**Exercise prompt**
Every entry, start to finish, should be printed verbatim without pictures.

**Data for this exercise**
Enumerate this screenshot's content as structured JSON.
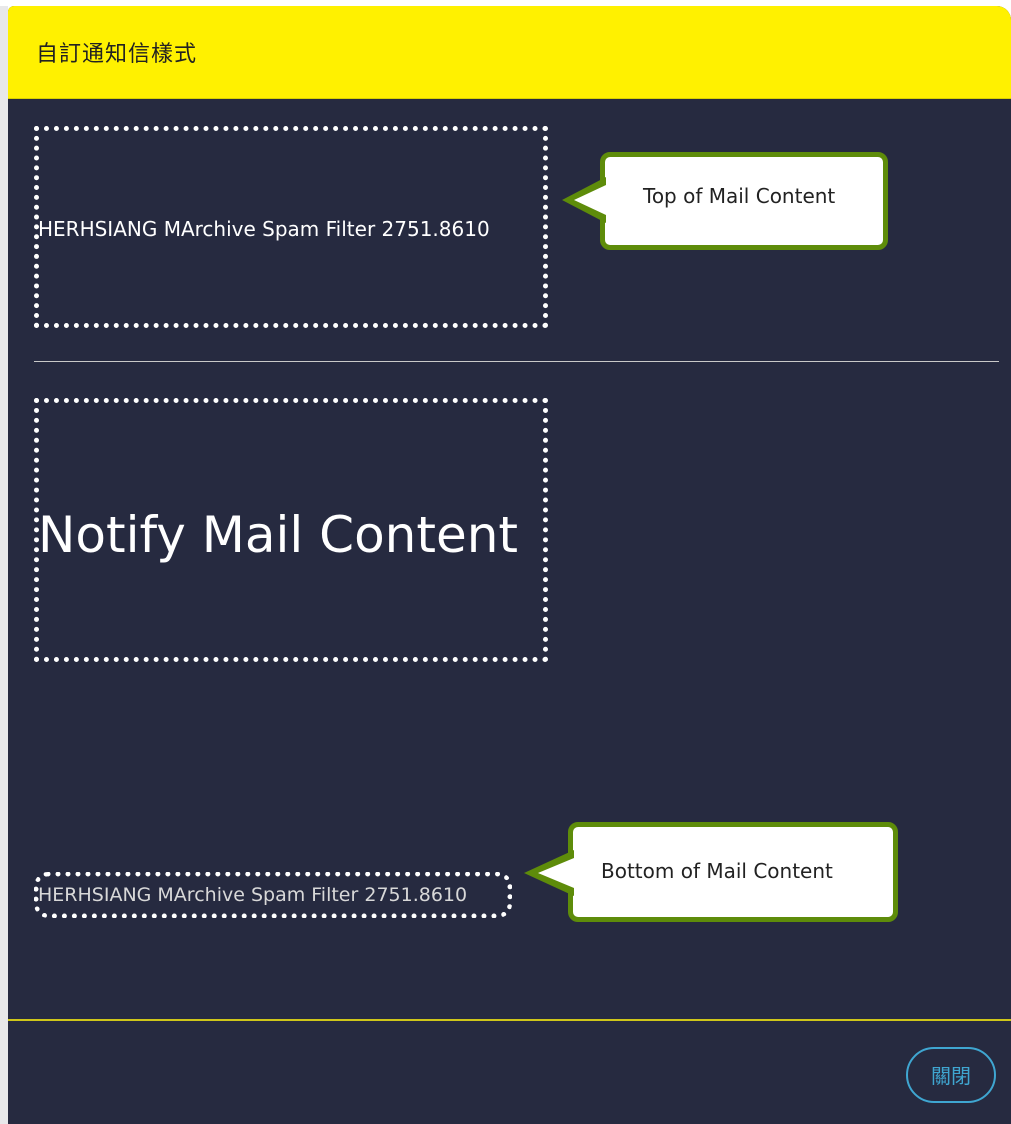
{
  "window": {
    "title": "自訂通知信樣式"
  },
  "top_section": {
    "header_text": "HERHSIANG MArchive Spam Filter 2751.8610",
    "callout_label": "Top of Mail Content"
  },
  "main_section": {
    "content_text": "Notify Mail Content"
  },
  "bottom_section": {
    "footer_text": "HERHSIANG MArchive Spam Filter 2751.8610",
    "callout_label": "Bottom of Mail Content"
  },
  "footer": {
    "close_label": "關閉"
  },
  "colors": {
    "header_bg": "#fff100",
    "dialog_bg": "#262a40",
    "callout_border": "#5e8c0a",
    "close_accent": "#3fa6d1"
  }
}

**Solution**
Enumerate this screenshot's content as structured JSON.
{
  "window": {
    "title": "自訂通知信樣式"
  },
  "top_section": {
    "header_text": "HERHSIANG MArchive Spam Filter 2751.8610",
    "callout_label": "Top of Mail Content"
  },
  "main_section": {
    "content_text": "Notify Mail Content"
  },
  "bottom_section": {
    "footer_text": "HERHSIANG MArchive Spam Filter 2751.8610",
    "callout_label": "Bottom of Mail Content"
  },
  "footer": {
    "close_label": "關閉"
  },
  "colors": {
    "header_bg": "#fff100",
    "dialog_bg": "#262a40",
    "callout_border": "#5e8c0a",
    "close_accent": "#3fa6d1"
  }
}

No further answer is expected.